*YOUR TASK*. Read the records below and report each line in which "icon" occurs.

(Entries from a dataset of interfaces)

---+---

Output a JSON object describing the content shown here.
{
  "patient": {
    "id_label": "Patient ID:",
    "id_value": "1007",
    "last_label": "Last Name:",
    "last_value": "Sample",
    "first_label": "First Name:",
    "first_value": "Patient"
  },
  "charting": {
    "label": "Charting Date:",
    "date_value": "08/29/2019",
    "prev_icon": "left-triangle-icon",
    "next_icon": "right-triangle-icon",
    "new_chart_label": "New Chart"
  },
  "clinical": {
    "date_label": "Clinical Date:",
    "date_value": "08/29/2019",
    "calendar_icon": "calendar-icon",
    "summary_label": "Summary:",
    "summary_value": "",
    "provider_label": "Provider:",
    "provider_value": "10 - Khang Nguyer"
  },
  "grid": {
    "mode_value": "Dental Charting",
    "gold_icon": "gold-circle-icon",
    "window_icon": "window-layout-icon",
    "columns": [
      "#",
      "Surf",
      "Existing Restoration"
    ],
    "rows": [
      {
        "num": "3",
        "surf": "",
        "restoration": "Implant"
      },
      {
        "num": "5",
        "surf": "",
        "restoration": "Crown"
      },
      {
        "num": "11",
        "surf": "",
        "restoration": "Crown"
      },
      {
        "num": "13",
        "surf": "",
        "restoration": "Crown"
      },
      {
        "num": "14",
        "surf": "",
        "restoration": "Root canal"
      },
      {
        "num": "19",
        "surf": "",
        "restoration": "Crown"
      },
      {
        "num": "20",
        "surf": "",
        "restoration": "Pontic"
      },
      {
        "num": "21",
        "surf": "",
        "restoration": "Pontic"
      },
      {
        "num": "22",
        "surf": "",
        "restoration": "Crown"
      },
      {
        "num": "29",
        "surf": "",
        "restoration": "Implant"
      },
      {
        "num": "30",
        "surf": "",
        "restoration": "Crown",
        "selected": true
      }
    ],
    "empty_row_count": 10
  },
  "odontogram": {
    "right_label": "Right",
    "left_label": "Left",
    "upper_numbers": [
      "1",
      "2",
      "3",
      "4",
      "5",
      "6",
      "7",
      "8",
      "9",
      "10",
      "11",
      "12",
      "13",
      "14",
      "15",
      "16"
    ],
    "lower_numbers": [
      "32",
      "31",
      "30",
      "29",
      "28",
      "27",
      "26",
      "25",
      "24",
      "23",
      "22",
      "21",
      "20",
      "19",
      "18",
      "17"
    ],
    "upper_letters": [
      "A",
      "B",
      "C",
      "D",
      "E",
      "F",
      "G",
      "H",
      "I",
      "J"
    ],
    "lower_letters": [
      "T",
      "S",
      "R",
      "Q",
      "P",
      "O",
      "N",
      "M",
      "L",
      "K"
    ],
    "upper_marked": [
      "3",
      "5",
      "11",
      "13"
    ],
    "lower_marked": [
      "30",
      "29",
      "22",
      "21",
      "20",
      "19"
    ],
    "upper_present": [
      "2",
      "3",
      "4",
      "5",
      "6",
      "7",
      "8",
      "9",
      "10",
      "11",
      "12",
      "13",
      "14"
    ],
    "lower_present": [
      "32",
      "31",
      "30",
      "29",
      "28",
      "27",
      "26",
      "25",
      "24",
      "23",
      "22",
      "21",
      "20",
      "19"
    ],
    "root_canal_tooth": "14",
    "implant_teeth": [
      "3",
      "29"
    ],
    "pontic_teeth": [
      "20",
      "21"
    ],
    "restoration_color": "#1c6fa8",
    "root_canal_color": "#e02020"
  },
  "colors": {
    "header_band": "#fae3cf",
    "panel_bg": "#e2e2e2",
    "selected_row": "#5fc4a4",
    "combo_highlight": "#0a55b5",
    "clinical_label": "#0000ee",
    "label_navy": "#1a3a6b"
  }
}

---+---

*WRITTEN RESPONSE*.
    "prev_icon": "left-triangle-icon",
    "next_icon": "right-triangle-icon",
    "calendar_icon": "calendar-icon",
    "gold_icon": "gold-circle-icon",
    "window_icon": "window-layout-icon",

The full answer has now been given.